That optimism would soon be tempered.

Earning an ‘A’ with ScholarPost

Nine months passed while Eric began working with a one-man team consisting of a PHP developer doing front-end, back end, production managing, and outsourcing of all things ScholarPost. The end product didn’t match what Eric had envisioned.

I had a whole community of parents ready to go, a passionate team waiting to put their skills into action, and no website.

Deciding to give higher-level developer shops a call quickly led to a series of closed doors. After calling shops in Portland, LA, and New York–Eric found that no-one was interested in helping a boostrapped project get off the ground if it wasn’t venture backed. Before he could finish the word, “Bootstrapped,” most of these project development houses hung up on him.

As crunch-time loomed, Eric began frantically searching for his next option. After googling, “How much to clone Uber,” he found an article that mentioned Gigster. Seconds later, he was discussing his project with a sales engineer on the Gigster site.

After sending over the specifications of ScholarPost (which were distilled into “Quora for education”) Eric was sent over a contract and matched with a Product Manager (PM) to help him through every step of the development process.

His PM not only took the time to answer his beginner-level questions, she suggested building ScholarPost’s development infrastructure in Node.js, because the engineer she recruited was able to build a stellar product with it faster than working with PHP. Node.js is also a more popular language amongst today’s developer community and she knew this would make sure Eric would always have a lot of options and support as the product grows and he needs more developers.

Working with Gigster has been an amazing experience so far because I know that they care about ScholarPost, and the vision that comes with it. With a company like Gigster behind me, I finally have the opportunity to make ScholarPost’s mission a reality.

ScholarPost is now in the later stages of development, with its Product Manager and Gigster acting as its technical co-founders.
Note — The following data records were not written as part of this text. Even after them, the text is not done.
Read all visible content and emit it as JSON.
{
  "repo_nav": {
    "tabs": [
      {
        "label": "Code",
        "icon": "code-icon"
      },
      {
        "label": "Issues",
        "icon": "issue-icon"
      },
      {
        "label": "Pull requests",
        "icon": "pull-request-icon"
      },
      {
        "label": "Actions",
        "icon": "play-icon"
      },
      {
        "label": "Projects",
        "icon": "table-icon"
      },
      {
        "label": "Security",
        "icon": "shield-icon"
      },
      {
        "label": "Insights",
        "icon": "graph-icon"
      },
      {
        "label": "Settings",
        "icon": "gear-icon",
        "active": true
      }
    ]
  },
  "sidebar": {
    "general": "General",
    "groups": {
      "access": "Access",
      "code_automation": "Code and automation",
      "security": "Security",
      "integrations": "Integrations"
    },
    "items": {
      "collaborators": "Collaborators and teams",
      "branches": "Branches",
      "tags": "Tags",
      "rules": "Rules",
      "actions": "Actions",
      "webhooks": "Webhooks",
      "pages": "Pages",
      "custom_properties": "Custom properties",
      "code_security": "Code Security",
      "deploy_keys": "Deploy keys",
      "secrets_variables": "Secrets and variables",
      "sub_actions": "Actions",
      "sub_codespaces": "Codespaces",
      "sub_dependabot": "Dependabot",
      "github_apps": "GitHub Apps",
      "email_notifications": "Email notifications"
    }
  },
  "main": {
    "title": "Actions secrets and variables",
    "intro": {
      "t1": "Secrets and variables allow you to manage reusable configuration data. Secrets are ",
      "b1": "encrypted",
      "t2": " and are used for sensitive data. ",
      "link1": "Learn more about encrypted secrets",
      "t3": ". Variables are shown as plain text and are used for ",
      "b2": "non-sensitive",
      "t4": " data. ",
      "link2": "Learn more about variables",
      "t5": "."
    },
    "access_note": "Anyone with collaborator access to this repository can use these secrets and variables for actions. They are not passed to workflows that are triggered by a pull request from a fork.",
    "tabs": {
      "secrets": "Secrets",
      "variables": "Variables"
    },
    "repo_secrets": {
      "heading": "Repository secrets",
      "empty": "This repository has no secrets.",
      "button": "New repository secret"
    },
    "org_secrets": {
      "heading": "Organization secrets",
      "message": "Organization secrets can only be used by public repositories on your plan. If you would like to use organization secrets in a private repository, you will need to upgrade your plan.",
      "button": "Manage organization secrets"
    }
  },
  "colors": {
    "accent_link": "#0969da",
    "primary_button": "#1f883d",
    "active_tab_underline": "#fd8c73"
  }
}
This gives Eric a chance to transform his idea into a tangible product, while helping American students and families nationwide carve a path toward a successful education.

Next Steps

Once ScholarPost’s tech build has been completed Eric will shift into high gear onboarding new users to get their feedback and begin solving their problems (send an email to ericw@scholarpost.com and let him know the biggest issue you’re facing in education right now if you’re interested).

Do you have a dream just like Eric? Use Gigster to turn your dreams into reality.